**Provided information:**
=== Begin Enclosure ===
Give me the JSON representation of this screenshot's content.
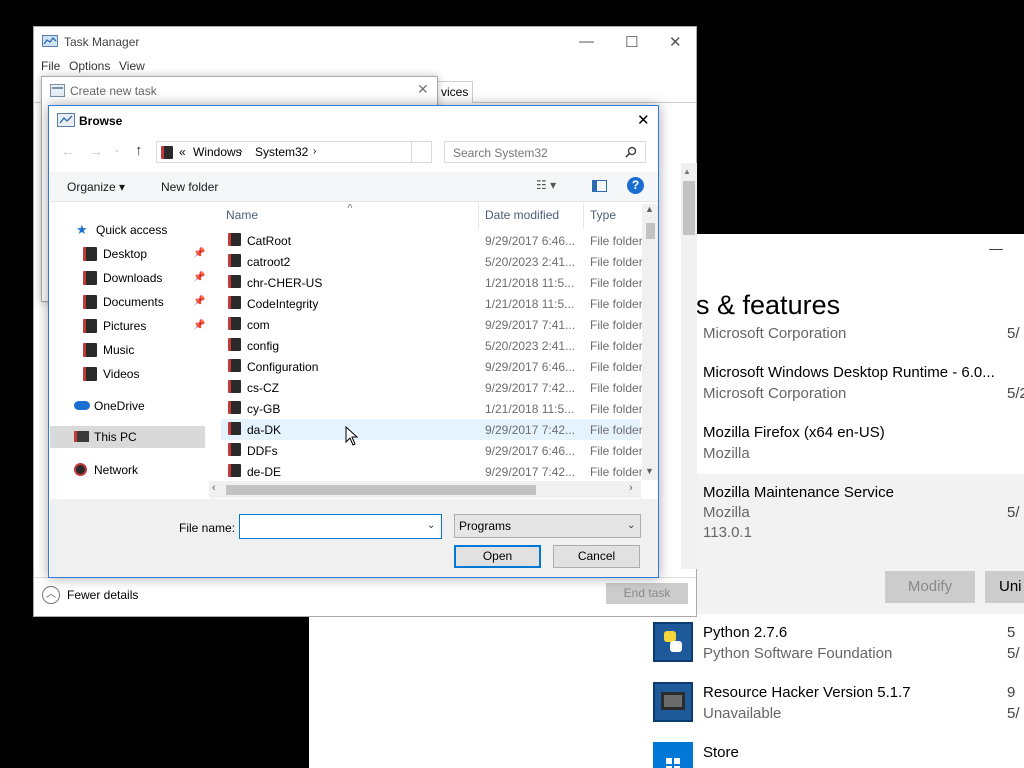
{
  "apps": {
    "minimize_glyph": "—",
    "heading": "ps & features",
    "entries": [
      {
        "name": "",
        "publisher": "Microsoft Corporation",
        "extra": "",
        "date": "5/"
      },
      {
        "name": "Microsoft Windows Desktop Runtime - 6.0...",
        "publisher": "Microsoft Corporation",
        "extra": "",
        "date": "5/2"
      },
      {
        "name": "Mozilla Firefox (x64 en-US)",
        "publisher": "Mozilla",
        "extra": "",
        "date": ""
      },
      {
        "name": "Mozilla Maintenance Service",
        "publisher": "Mozilla",
        "extra": "113.0.1",
        "date": "5/"
      },
      {
        "name": "Python 2.7.6",
        "publisher": "Python Software Foundation",
        "extra": "",
        "date": "5/"
      },
      {
        "name": "Resource Hacker Version 5.1.7",
        "publisher": "Unavailable",
        "extra": "",
        "date": "5/"
      },
      {
        "name": "Store",
        "publisher": "",
        "extra": "",
        "date": ""
      }
    ],
    "modify_label": "Modify",
    "uninstall_label": "Uni",
    "right_date_python": "5",
    "right_date_reshacker": "9"
  },
  "task_manager": {
    "title": "Task Manager",
    "menu": [
      "File",
      "Options",
      "View"
    ],
    "tab_partial": "vices",
    "fewer_details": "Fewer details",
    "end_task": "End task"
  },
  "create_task": {
    "title": "Create new task"
  },
  "browse": {
    "title": "Browse",
    "address": [
      "«",
      "Windows",
      "System32"
    ],
    "search_placeholder": "Search System32",
    "organize": "Organize ▾",
    "new_folder": "New folder",
    "nav": {
      "quick_access": "Quick access",
      "desktop": "Desktop",
      "downloads": "Downloads",
      "documents": "Documents",
      "pictures": "Pictures",
      "music": "Music",
      "videos": "Videos",
      "onedrive": "OneDrive",
      "this_pc": "This PC",
      "network": "Network"
    },
    "columns": {
      "name": "Name",
      "date": "Date modified",
      "type": "Type"
    },
    "files": [
      {
        "name": "CatRoot",
        "date": "9/29/2017 6:46...",
        "type": "File folder"
      },
      {
        "name": "catroot2",
        "date": "5/20/2023 2:41...",
        "type": "File folder"
      },
      {
        "name": "chr-CHER-US",
        "date": "1/21/2018 11:5...",
        "type": "File folder"
      },
      {
        "name": "CodeIntegrity",
        "date": "1/21/2018 11:5...",
        "type": "File folder"
      },
      {
        "name": "com",
        "date": "9/29/2017 7:41...",
        "type": "File folder"
      },
      {
        "name": "config",
        "date": "5/20/2023 2:41...",
        "type": "File folder"
      },
      {
        "name": "Configuration",
        "date": "9/29/2017 6:46...",
        "type": "File folder"
      },
      {
        "name": "cs-CZ",
        "date": "9/29/2017 7:42...",
        "type": "File folder"
      },
      {
        "name": "cy-GB",
        "date": "1/21/2018 11:5...",
        "type": "File folder"
      },
      {
        "name": "da-DK",
        "date": "9/29/2017 7:42...",
        "type": "File folder"
      },
      {
        "name": "DDFs",
        "date": "9/29/2017 6:46...",
        "type": "File folder"
      },
      {
        "name": "de-DE",
        "date": "9/29/2017 7:42...",
        "type": "File folder"
      }
    ],
    "file_name_label": "File name:",
    "file_name_value": "",
    "file_type": "Programs",
    "open_label": "Open",
    "cancel_label": "Cancel"
  },
  "colors": {
    "accent": "#0078d7",
    "hover_row": "#e5f3ff",
    "selected_nav": "#d9d9d9"
  }
}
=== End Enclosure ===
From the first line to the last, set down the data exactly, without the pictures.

**Answer section:**
Give me the JSON representation of this screenshot's content.
{
  "apps": {
    "minimize_glyph": "—",
    "heading": "ps & features",
    "entries": [
      {
        "name": "",
        "publisher": "Microsoft Corporation",
        "extra": "",
        "date": "5/"
      },
      {
        "name": "Microsoft Windows Desktop Runtime - 6.0...",
        "publisher": "Microsoft Corporation",
        "extra": "",
        "date": "5/2"
      },
      {
        "name": "Mozilla Firefox (x64 en-US)",
        "publisher": "Mozilla",
        "extra": "",
        "date": ""
      },
      {
        "name": "Mozilla Maintenance Service",
        "publisher": "Mozilla",
        "extra": "113.0.1",
        "date": "5/"
      },
      {
        "name": "Python 2.7.6",
        "publisher": "Python Software Foundation",
        "extra": "",
        "date": "5/"
      },
      {
        "name": "Resource Hacker Version 5.1.7",
        "publisher": "Unavailable",
        "extra": "",
        "date": "5/"
      },
      {
        "name": "Store",
        "publisher": "",
        "extra": "",
        "date": ""
      }
    ],
    "modify_label": "Modify",
    "uninstall_label": "Uni",
    "right_date_python": "5",
    "right_date_reshacker": "9"
  },
  "task_manager": {
    "title": "Task Manager",
    "menu": [
      "File",
      "Options",
      "View"
    ],
    "tab_partial": "vices",
    "fewer_details": "Fewer details",
    "end_task": "End task"
  },
  "create_task": {
    "title": "Create new task"
  },
  "browse": {
    "title": "Browse",
    "address": [
      "«",
      "Windows",
      "System32"
    ],
    "search_placeholder": "Search System32",
    "organize": "Organize ▾",
    "new_folder": "New folder",
    "nav": {
      "quick_access": "Quick access",
      "desktop": "Desktop",
      "downloads": "Downloads",
      "documents": "Documents",
      "pictures": "Pictures",
      "music": "Music",
      "videos": "Videos",
      "onedrive": "OneDrive",
      "this_pc": "This PC",
      "network": "Network"
    },
    "columns": {
      "name": "Name",
      "date": "Date modified",
      "type": "Type"
    },
    "files": [
      {
        "name": "CatRoot",
        "date": "9/29/2017 6:46...",
        "type": "File folder"
      },
      {
        "name": "catroot2",
        "date": "5/20/2023 2:41...",
        "type": "File folder"
      },
      {
        "name": "chr-CHER-US",
        "date": "1/21/2018 11:5...",
        "type": "File folder"
      },
      {
        "name": "CodeIntegrity",
        "date": "1/21/2018 11:5...",
        "type": "File folder"
      },
      {
        "name": "com",
        "date": "9/29/2017 7:41...",
        "type": "File folder"
      },
      {
        "name": "config",
        "date": "5/20/2023 2:41...",
        "type": "File folder"
      },
      {
        "name": "Configuration",
        "date": "9/29/2017 6:46...",
        "type": "File folder"
      },
      {
        "name": "cs-CZ",
        "date": "9/29/2017 7:42...",
        "type": "File folder"
      },
      {
        "name": "cy-GB",
        "date": "1/21/2018 11:5...",
        "type": "File folder"
      },
      {
        "name": "da-DK",
        "date": "9/29/2017 7:42...",
        "type": "File folder"
      },
      {
        "name": "DDFs",
        "date": "9/29/2017 6:46...",
        "type": "File folder"
      },
      {
        "name": "de-DE",
        "date": "9/29/2017 7:42...",
        "type": "File folder"
      }
    ],
    "file_name_label": "File name:",
    "file_name_value": "",
    "file_type": "Programs",
    "open_label": "Open",
    "cancel_label": "Cancel"
  },
  "colors": {
    "accent": "#0078d7",
    "hover_row": "#e5f3ff",
    "selected_nav": "#d9d9d9"
  }
}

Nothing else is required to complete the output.